The cables are already reaching inland into Rwanda and Tanzania, but the bigger operators are still investing in more. MTN is a member of the WACS Consortium in West Africa, while France Telecom/Orange has invested in the ACE cable that will run from Morocco to South Africa, and in Lion, linking Madagascar, Mauritius and La Reunion to high-speed international networks.
Fibreoptic presents new challenges for Africa’s satellite providers, RascomStar-QAF, O3B, and Inmarsat, and resellers such as Seamobile and Intersat. But mobile operators are not abandoning satellite entirely. A new African-focused satellite from Intelsat called New Dawn, set to launch in early 2010, has received commitments – from Zain Nigeria, Vodacom and its subsidiary Gateway Communications, and Israeli V-SAT and satellite broadband provider, Gilat Satcom – Intelsat’s Vice President for Africa, Flavien Bachabi told The Africa Report. The company’s sales pitch was done no harm in July by a break in the connection of the Telkom-owned SAT-3 submarine cable in Benin, which disrupted 70% of Nigeria’s internet coverage and led one Nigerian ISP, Linkserve, to switch immediately to its satellite backup.
Mobile operators are also forging ahead with investments in telecoms infrastructure. Of the 508,000km of terrestrial backbone infrastructure in Sub-Saharan Africa in 2007, fixed-line operators owned 32% and mobile operators 68%, according to the OECD/AfDB.
As competition for customers mounts, add-on services are gaining increasing importance over pure voice. Following the success of Safaricom’s M-Pesa money transfer scheme in Kenya, which has attracted over 5m customers since launching in 2007, MTN, Zain and Orange have all created their own mobile banking services. MTN teamed up with Standard Bank for its Mobile Money account, while Zain recently added a new element to its ZAP service allowing SMEs to pay up to 1,000 customers at once using a mobile phone. The next expansion will be in the market for remittances, though talk of a possible link-up between Safaricom and Western Union has brought calls from banks for more regulation of financial services offered by mobile operators.
Any new pricing packages will need to tread a fine line between attracting new subscribers and reducing customer churn.

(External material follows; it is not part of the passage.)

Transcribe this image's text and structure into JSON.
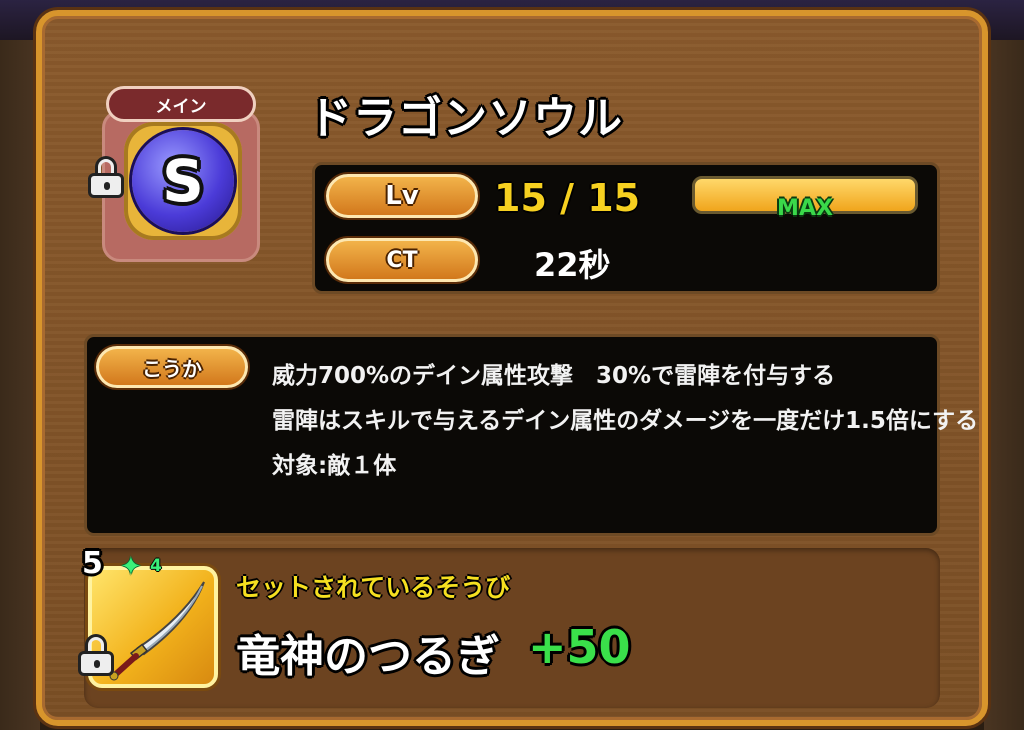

Chinese-made dual SIM phones, which allow customers to access two SIM cards at once are becoming increasingly popular among customers keen to minimise cross-operator call charges. Free, advertising-sponsored services are also gaining popularity. In South Africa, Vodacom’s ‘Please Call Me Back’ service, which allows customers who have run out of credit to send seven free messages a day accompanied by a 115 character advertisement, fields around 20m messages a day in a country of 48m people.

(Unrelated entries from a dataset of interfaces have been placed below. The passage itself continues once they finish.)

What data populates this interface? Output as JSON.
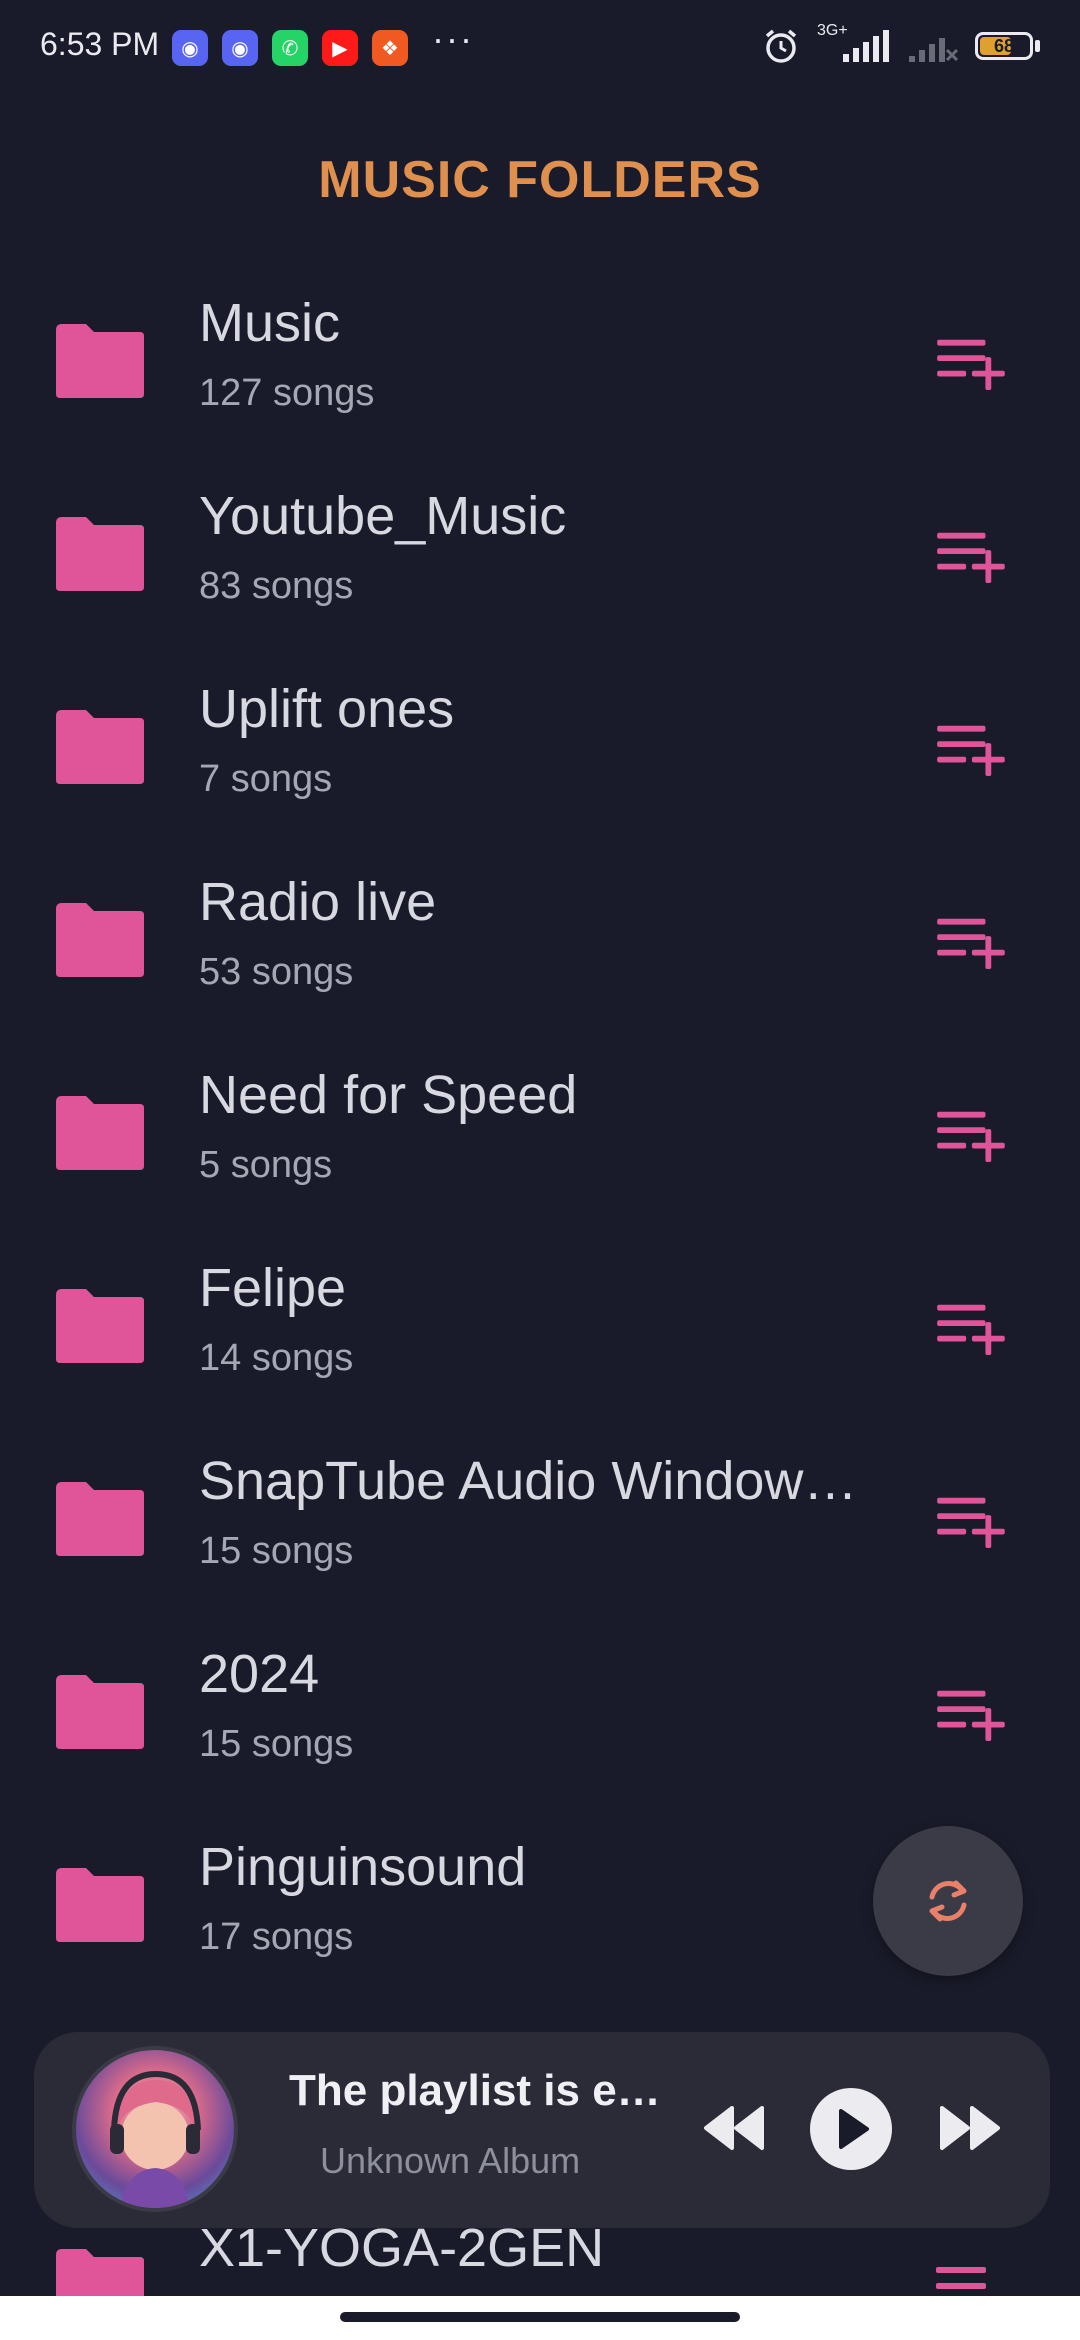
{
  "status_bar": {
    "time": "6:53 PM",
    "apps": [
      "discord-icon",
      "discord-icon",
      "whatsapp-icon",
      "youtube-icon",
      "app-icon"
    ],
    "more": "···",
    "network_label": "3G+",
    "battery_level": "68",
    "battery_fraction": 0.68
  },
  "header": {
    "title": "MUSIC FOLDERS"
  },
  "folders": [
    {
      "name": "Music",
      "count": "127 songs"
    },
    {
      "name": "Youtube_Music",
      "count": "83 songs"
    },
    {
      "name": "Uplift ones",
      "count": "7 songs"
    },
    {
      "name": "Radio live",
      "count": "53 songs"
    },
    {
      "name": "Need for Speed",
      "count": "5 songs"
    },
    {
      "name": "Felipe",
      "count": "14 songs"
    },
    {
      "name": "SnapTube Audio Window…",
      "count": "15 songs"
    },
    {
      "name": "2024",
      "count": "15 songs"
    },
    {
      "name": "Pinguinsound",
      "count": "17 songs"
    }
  ],
  "partial_folder": {
    "name": "X1-YOGA-2GEN"
  },
  "player": {
    "title": "The playlist is e…",
    "album": "Unknown Album"
  },
  "colors": {
    "background": "#1a1b2a",
    "accent_pink": "#e0559a",
    "title_orange": "#e0904e",
    "refresh_orange": "#e8806a"
  }
}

There could still be room in the market for another pan-African operator to emerge, says Southwood, and it could be from West Africa. “There are a number of smaller chains like Comium and Africell which I would have thought were attractive acquisitions for somebody wishing to do this.” He points to UAE’s Etisalat, which bought Atlantique Telecom and created the Moov brand with operations across West Africa.
Those operators that already have a pan-African footprint may look to capitalise on what they’ve already got. A spokesman for France Telecom and Orange, Tom Wright, told The Africa Report that it was not interested in buying Zain’s African assets. “Rather than focusing on acquiring large pan-African mobile operators, such as Zain or MTN, France Telecom is focusing on scale: building new infrastructure and offering new services in specific markets, such as Niger, Kenya and Uganda.” What is clear is that the success of the pan-African operators has created an appetite for others to try their hand at going continental.